DIRECTIONS FOR THIS TASK: For every line below, restate it exactly and drop the images.

Excerpts from an interface dataset:
==*==

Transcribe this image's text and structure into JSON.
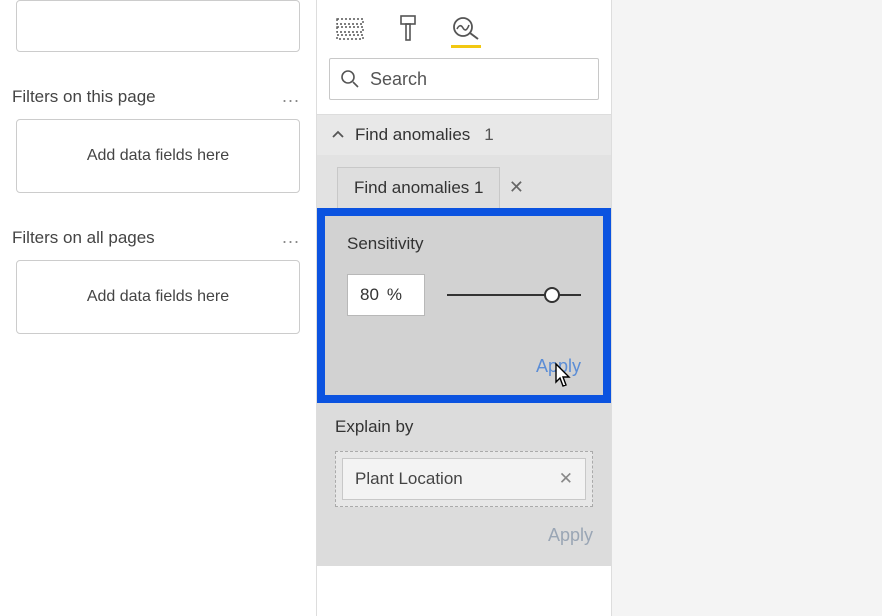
{
  "filters": {
    "page_section_label": "Filters on this page",
    "all_section_label": "Filters on all pages",
    "placeholder": "Add data fields here"
  },
  "viz": {
    "search_placeholder": "Search",
    "section": {
      "title": "Find anomalies",
      "count": "1"
    },
    "tab_chip": "Find anomalies 1",
    "sensitivity": {
      "label": "Sensitivity",
      "value": "80",
      "unit": "%"
    },
    "apply_label": "Apply",
    "explain": {
      "label": "Explain by",
      "field": "Plant Location",
      "apply_label": "Apply"
    }
  }
}
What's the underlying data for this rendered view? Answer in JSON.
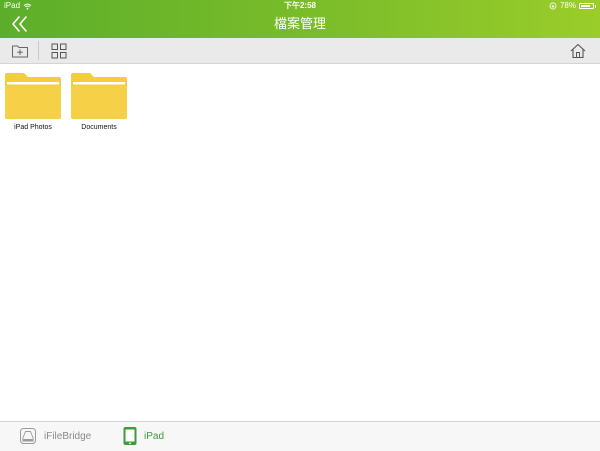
{
  "status_bar": {
    "device": "iPad",
    "time": "下午2:58",
    "battery_text": "78%",
    "battery_level": 0.78
  },
  "nav": {
    "title": "檔案管理",
    "back_icon": "double-chevron-left-icon"
  },
  "toolbar": {
    "icons": [
      "new-folder-icon",
      "grid-view-icon",
      "home-icon"
    ]
  },
  "folders": [
    {
      "name": "iPad Photos",
      "icon": "folder-icon"
    },
    {
      "name": "Documents",
      "icon": "folder-icon"
    }
  ],
  "tabs": [
    {
      "label": "iFileBridge",
      "icon": "drive-icon",
      "active": false
    },
    {
      "label": "iPad",
      "icon": "ipad-icon",
      "active": true
    }
  ],
  "colors": {
    "header_start": "#5cae2a",
    "header_end": "#9acd2a",
    "folder": "#f4cd3c",
    "active_tab": "#3f9a3a",
    "inactive_tab": "#8a8a8a"
  }
}
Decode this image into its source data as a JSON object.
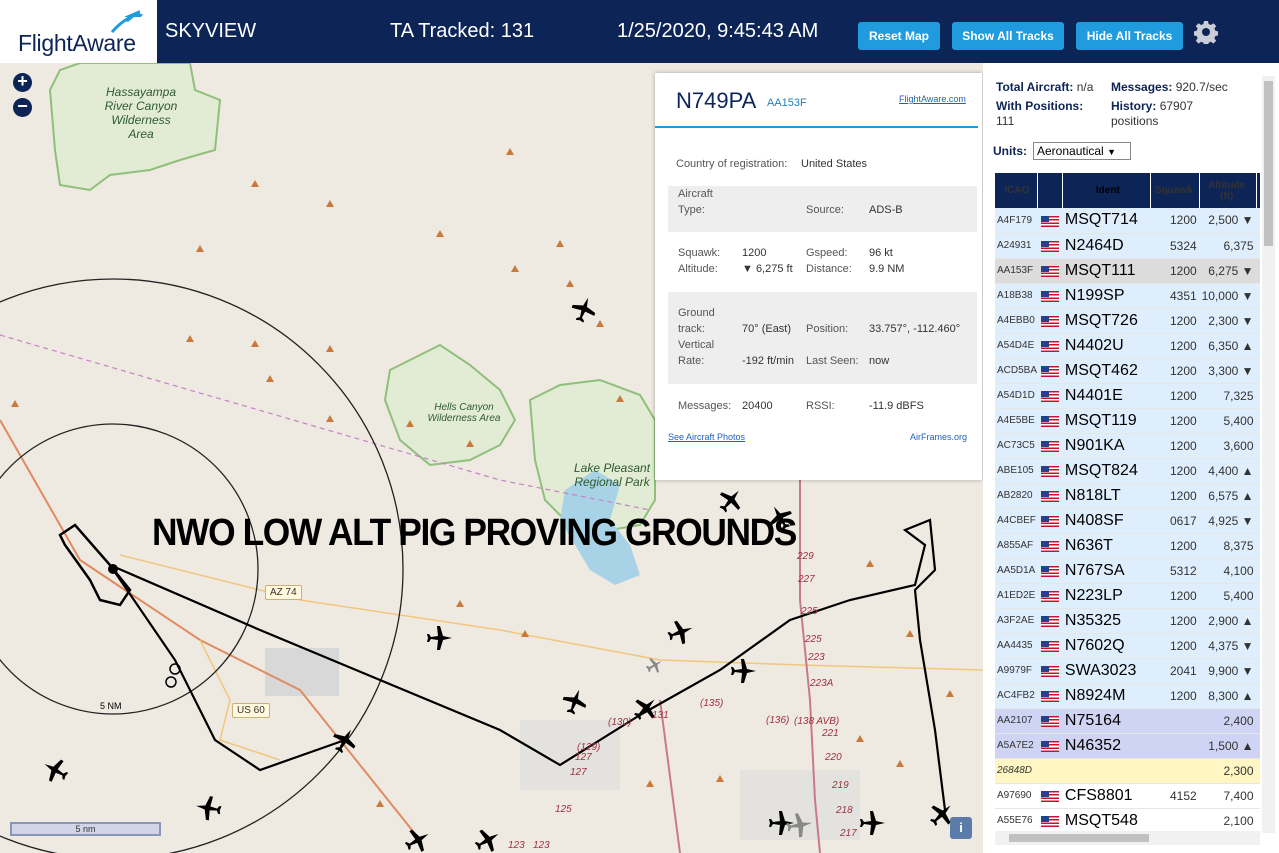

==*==

RESULT OF THIS TASK:
Transcribe this image's text and structure into JSON.
{
  "filters": {
    "page_section_label": "Filters on this page",
    "all_section_label": "Filters on all pages",
    "placeholder": "Add data fields here"
  },
  "viz": {
    "search_placeholder": "Search",
    "section": {
      "title": "Find anomalies",
      "count": "1"
    },
    "tab_chip": "Find anomalies 1",
    "sensitivity": {
      "label": "Sensitivity",
      "value": "80",
      "unit": "%"
    },
    "apply_label": "Apply",
    "explain": {
      "label": "Explain by",
      "field": "Plant Location",
      "apply_label": "Apply"
    }
  }
}
What's the underlying data for this rendered view? Answer in JSON.
{
  "status_bar": {
    "device": "iPad",
    "time": "下午2:58",
    "battery_text": "78%",
    "battery_level": 0.78
  },
  "nav": {
    "title": "檔案管理",
    "back_icon": "double-chevron-left-icon"
  },
  "toolbar": {
    "icons": [
      "new-folder-icon",
      "grid-view-icon",
      "home-icon"
    ]
  },
  "folders": [
    {
      "name": "iPad Photos",
      "icon": "folder-icon"
    },
    {
      "name": "Documents",
      "icon": "folder-icon"
    }
  ],
  "tabs": [
    {
      "label": "iFileBridge",
      "icon": "drive-icon",
      "active": false
    },
    {
      "label": "iPad",
      "icon": "ipad-icon",
      "active": true
    }
  ],
  "colors": {
    "header_start": "#5cae2a",
    "header_end": "#9acd2a",
    "folder": "#f4cd3c",
    "active_tab": "#3f9a3a",
    "inactive_tab": "#8a8a8a"
  }
}
Decode this image into its source data as a JSON object.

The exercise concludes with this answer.